What happens when there’s no hope in the world. Children of Men subtly realizes this through overheard news reports and glimpses of graffiti. Everything is messed up. Impeccably directed and full of strong performances, the action scenes are among the best of the decade.

46. The Diving Bell and the Butterfly (2007)

Directed by Julian Schnabel. Starring Mathieu Amalric and Emmanuelle Seigner

Hold fast to the human inside of you and you’ll survive.

Movies are often kinetic, movie from one place to another as quickly as a cut can be. But this one stays mostly confined to one space and, at times, one point of view. Amalric’s character is paralyzed except for one eye, and the movie covers the way he deals with the situation and the beginnings of his book (which eventually turned into the movie). It’s a gorgeous film, heartbreaking and inspiring.

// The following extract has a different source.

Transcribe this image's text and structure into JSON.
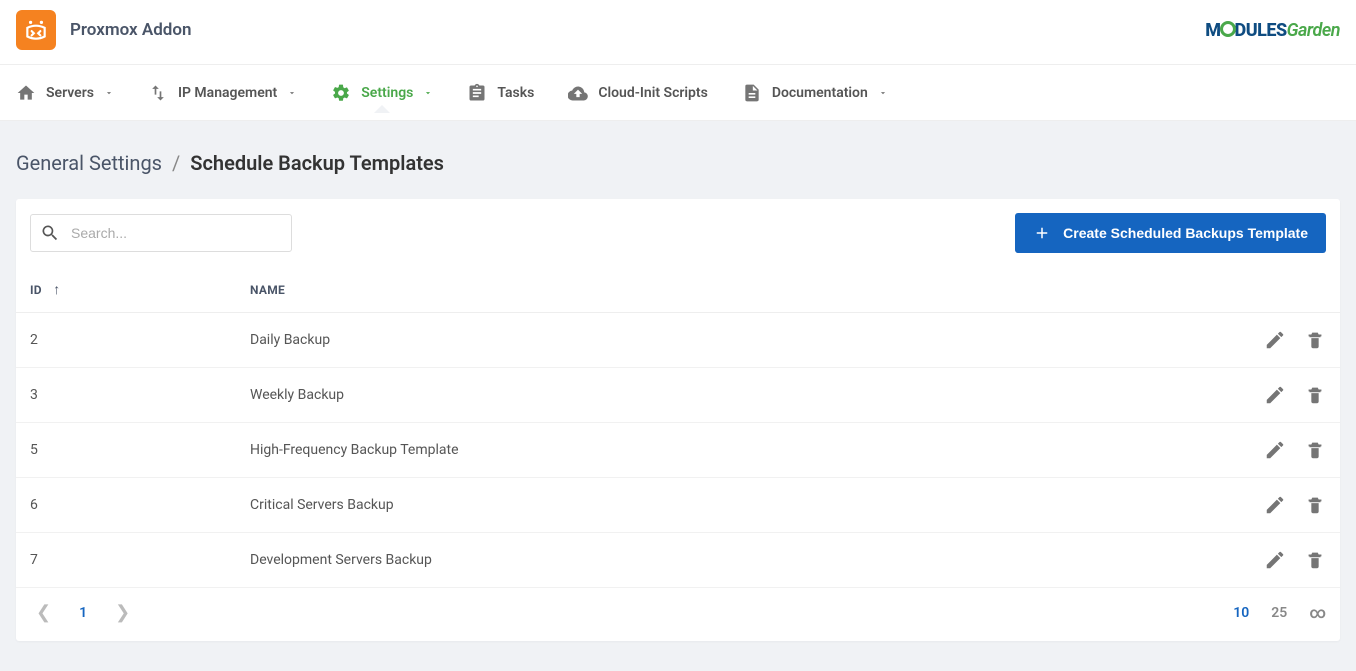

36. Reservoir Dogs (1992)

Directed by Quentin Tarantino. Starring Harvey Keitel and Tim Roth

I don’t wanna kill anybody. But if I gotta get out that door, and you’re standing in my way, one way or the other, you’re gettin’ outta my way.

Here’s another angry men locked in a room yelling at each other movie. This one has the benefit of a great script and great performances. But when I rewatched it recently what stood out most to me was the sure-handed direction. It must be one of the best debut films I’ve seen.

26. Inglourious Basterds (2009)

Directed by Quentin Tarantino. Starring Brad Pitt and Mélanie Laurent

We have all our rotten eggs in one basket. The objective of the operation: blow up the basket.

Some people complain that Tarantino is only able to rip off other movies and that he never does anything with his “homages”. Inglourious Basterds is proof that he’s got a lot more going on than just taking scenes from movies nobody else has seen. A treatise on the power of film to rile up the audience, IB deftly shows us Nazis cheering at the death of American soldiers only to have us cheer at the death of powerful Nazis. With clever dialogue scenes and bang up action scenes, this one has it all.

16. Three Comrades (1938)

Directed by Frank Borzage. Starring Margaret Sullavan and Robert Taylor

May I drink to that please? To nice weather for drifters!

A love story of the highest order. The only screenwriting credit for F. Scott Fitzgerald. Margaret Sullavan. Frank Borzage. A beautiful story beautifully told. Check this review.

6. The Shining (1980)

Directed by Stanley Kubrick. Starring Jack Nicholson and Shelley Duvall

No sir, you are the caretaker. You’ve always been the caretaker. I ought to know: I’ve always been here.

The scariest movie of all time. The story of a family deteriorating with ghosts and elevators full of blood. It’s the little touches that make this movie tick, like the shot of the man in the dog/bear suit as Jack is chasing Wendy. It’s different from the book, but different in a good way.

The other parts of The List:

The _0’s section

The _9’s section

The _8’s section

The _7’s section

The _6’s section

The _5’s section

The _4’s section

The _3’s section

The _2’s section

The _1’s section